The team evaluated land’s carry capacity for 10 human diets. The mix included: two traditionally consumed U.S. diets; five omnivore diets with varying degrees of egg, dairy, and meat consumption; a strictly vegan diet; a vegetarian diet with only dairy; and a vegetarian diet with both eggs and dairy. To analyze the matter, researchers accounted for the U.S. agricultural land base, production losses, processing conversions, livestock feed needs, the land’s suitability for crops or grazing, and the land’s productivity.
Carrying capacity for U.S. agricultural lands ranged from 402 to 807 million people in the ten scenarios. That was 1.3 to 2.6 times the U.S. population base. In general, researchers found that land was more productive for diet scenarios with less meat consumption. However, four diets trumped the all-vegan, no-livestock option.
Topping all 10 meal choices . . . the dairy-vegetarian diet. The next three in order were: dairy-egg-vegetarian diet; a 20 percent USDA Dietary Guideline diet with an 80 percent dairy-egg-vegetarian approach; and a diet with a 40-60 mixed tipped toward following 40 percent of USDA guidelines.
It turns out eating and cropping strategies follow centuries-old advice. A balanced approach is best for both the land and people. That’s because some land is more suited to grazing and forage production than row crops.
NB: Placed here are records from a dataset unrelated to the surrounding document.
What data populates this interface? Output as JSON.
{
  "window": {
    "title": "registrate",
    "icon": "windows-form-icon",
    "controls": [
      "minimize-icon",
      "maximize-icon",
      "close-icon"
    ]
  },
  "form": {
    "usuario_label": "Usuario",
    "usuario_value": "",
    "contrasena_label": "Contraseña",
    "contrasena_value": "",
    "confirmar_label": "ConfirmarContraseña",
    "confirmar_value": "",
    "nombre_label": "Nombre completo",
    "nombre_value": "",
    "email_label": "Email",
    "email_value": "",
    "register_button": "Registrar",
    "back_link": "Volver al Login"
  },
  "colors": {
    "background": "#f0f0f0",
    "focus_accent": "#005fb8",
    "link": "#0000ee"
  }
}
Plus, quality protein and other essential nutrients from dairy, eggs, and meat are needed for a well-balanced diet.